Brad Sherman to Howard Berman: Show Me Yours
The confluence of Tax Day and redistricting has prompted Rep. Brad Sherman (D-Calif.) to bare all for his potential constituents: He’s published his 2011 tax returns.
An aide to Sherman, a non-practicing tax attorney and certified public accountant, asserted that the Congressman took the fiscal leap of faith in the name of transparency and accountability. Oh yeah, and then there’s that whole facing off against former neighbor Rep. Howard Berman (D-Calif.) for their newly redrawn seat this fall.
“I challenge Howard Berman to join me in releasing his tax return,” Sherman broadcast in a corresponding news release.
Potential embarrassment aside, the Sherman aide tossed out a laundry list of reasons for all parties involved to come clean about their finances, including a “60 Minutes” expose on Congressional insider trading, ongoing House Ethics Committee investigations, the Senate showdown over the Obama-endorsed “Buffett Rule” and general tax fairness.

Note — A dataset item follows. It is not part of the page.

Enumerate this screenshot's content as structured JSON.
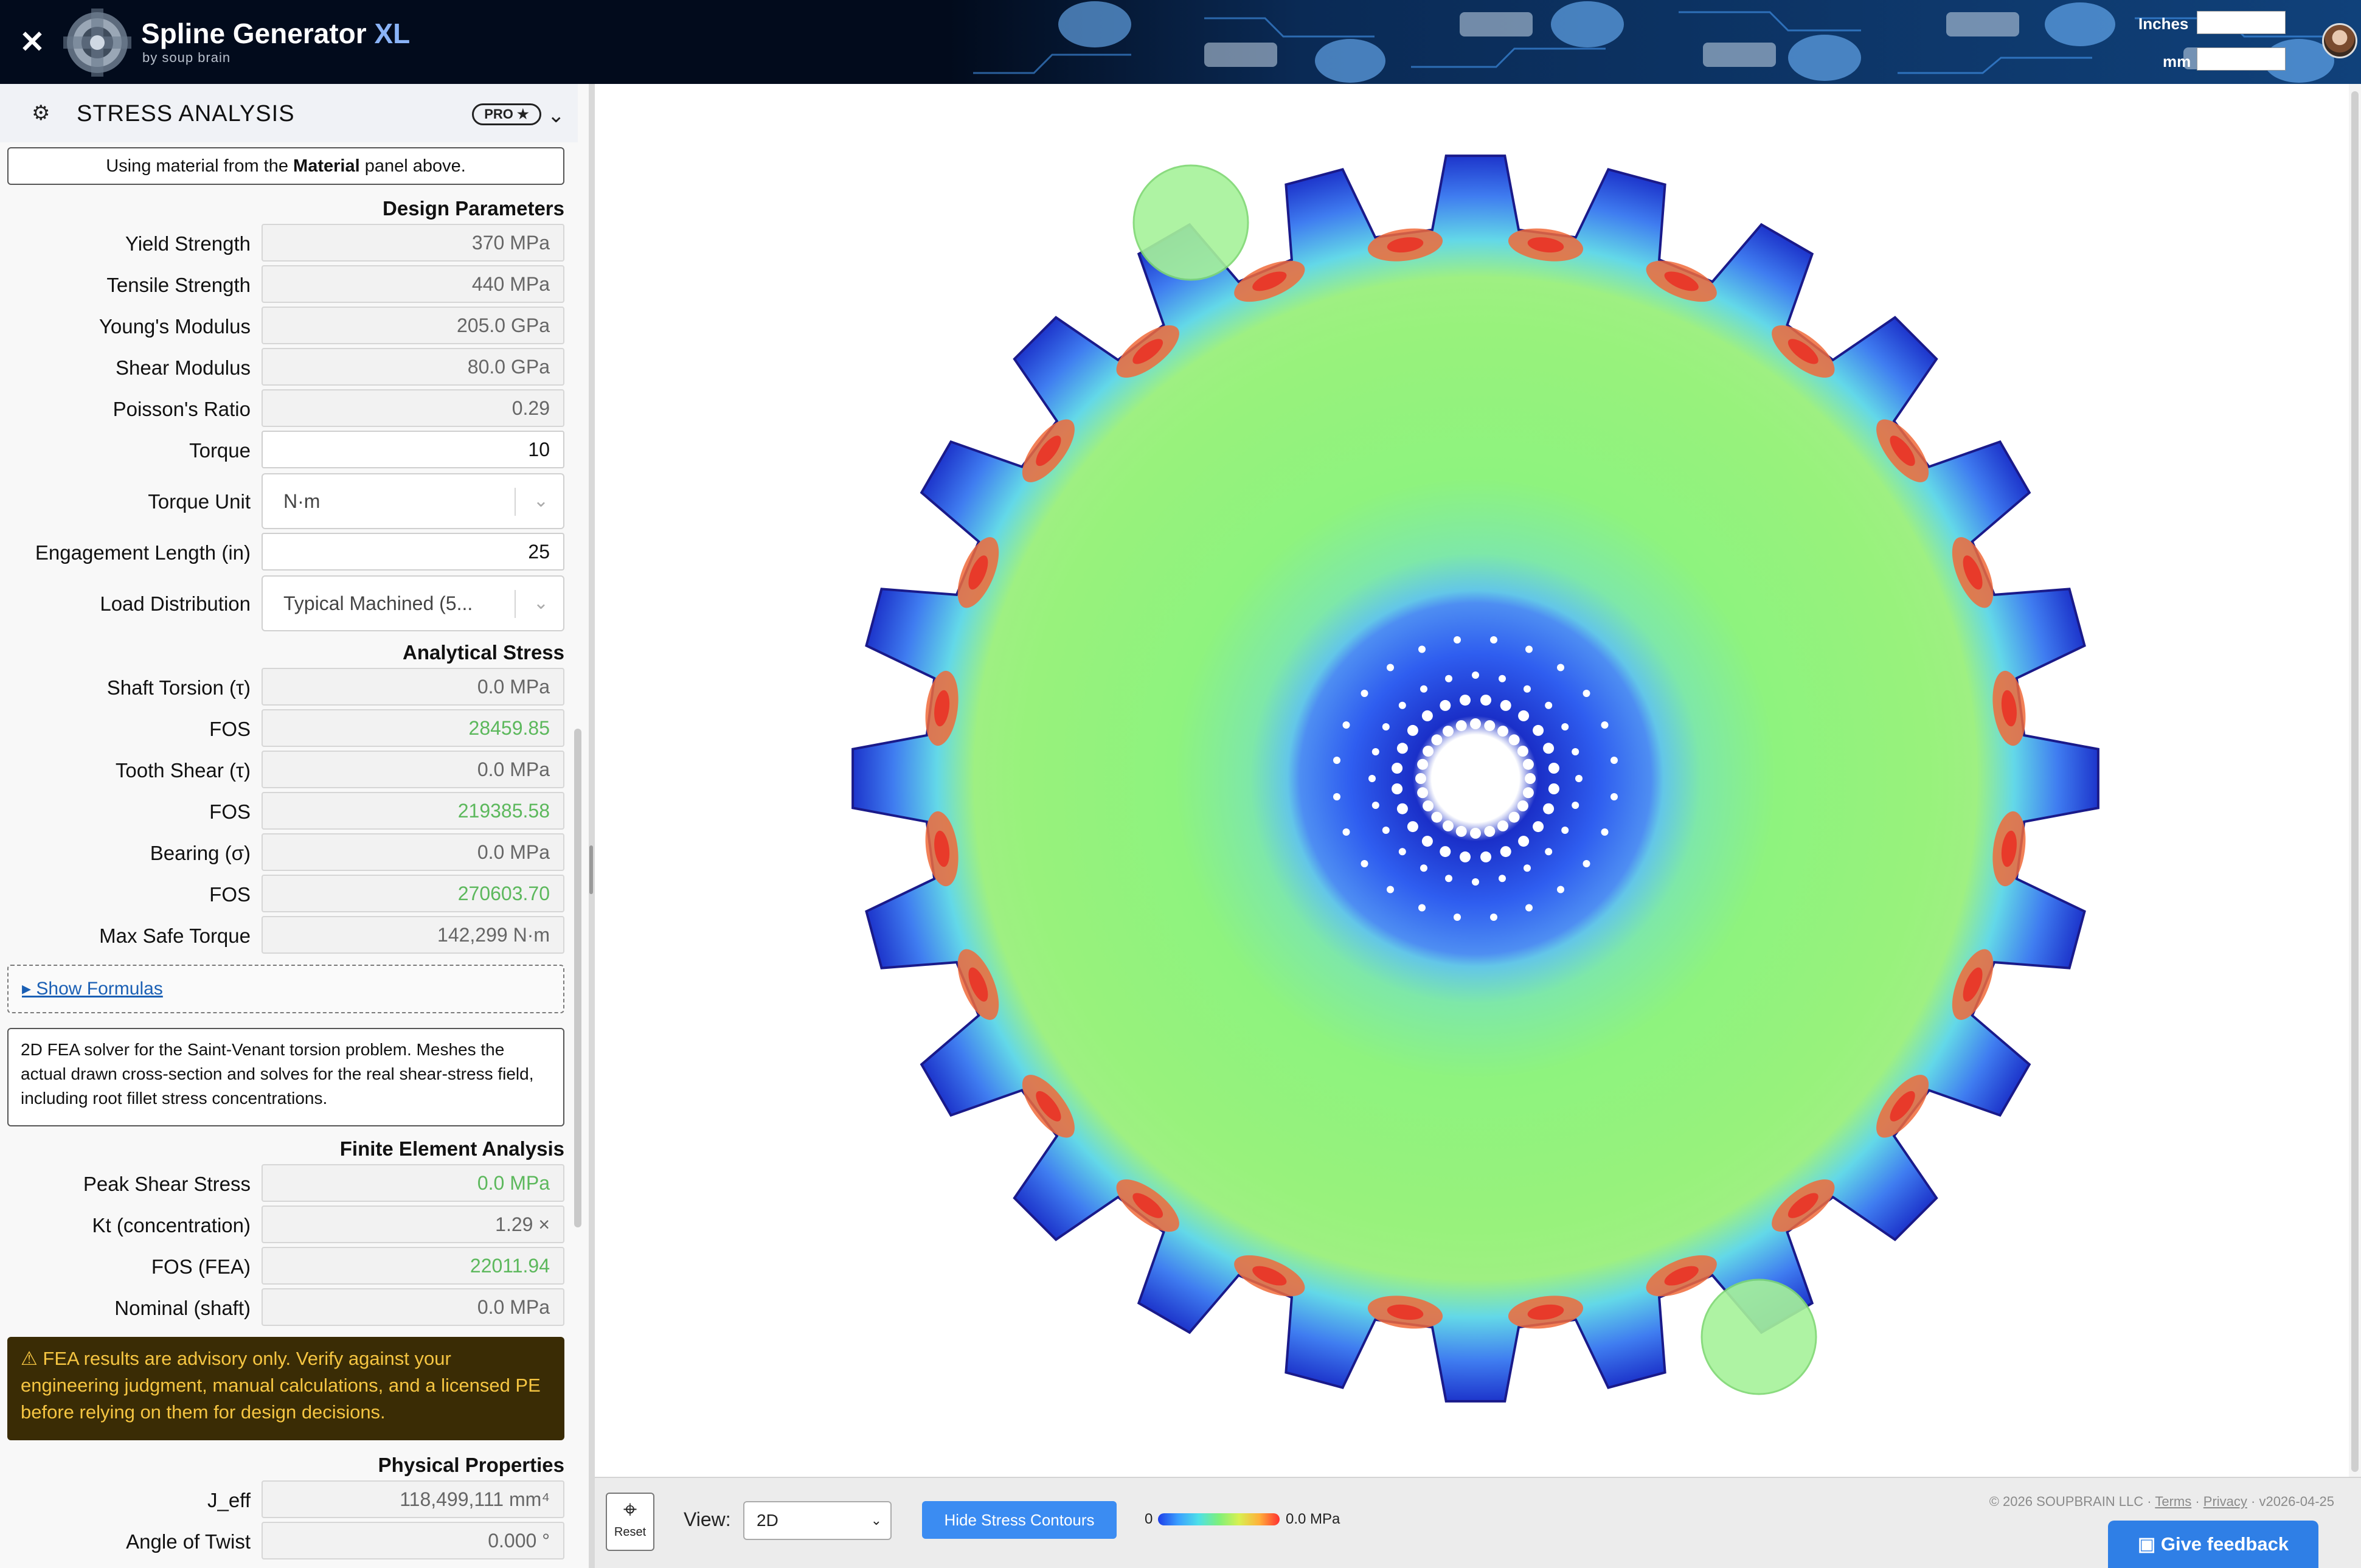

“As a CPA myself, I know the only way for voters to really get a true picture of what an elected official pays in taxes — and if they’re paying their fair share — is to see the official’s full tax return, signed, and in black-and-white,” Sherman decreed in his release.
Berman’s office did not reply to inquiries regarding the potential publication of his 2011 tax filings.
Luckily, we had Sherman’s form 1040 open while we waited.
According to Sherman’s 2011 tax return, he and his wife, Lisa, forked over 28 percent of their $235,742 in adjusted gross income to the feds. By comparison, the Obamas coughed up 20.5 percent of their 2011 take while Mitt Romney kicked back approximately 15.4 percent of his annual haul.
Other eye-catchers: The Shermans were entitled to a $12,252 refund, pocketed $25,000 in dividend income from various investments and donated roughly $20,000 to charity. The couple both checked the box for $3 of their taxes to go to the presidential campaign fund, which both Romney and President Barack Obama are likely to skip.
Perhaps the most telling submission, however, may be line 22 of the itemized deductions. That’s where the one-time number cruncher admits to spending $1,700 on tax preparation fees.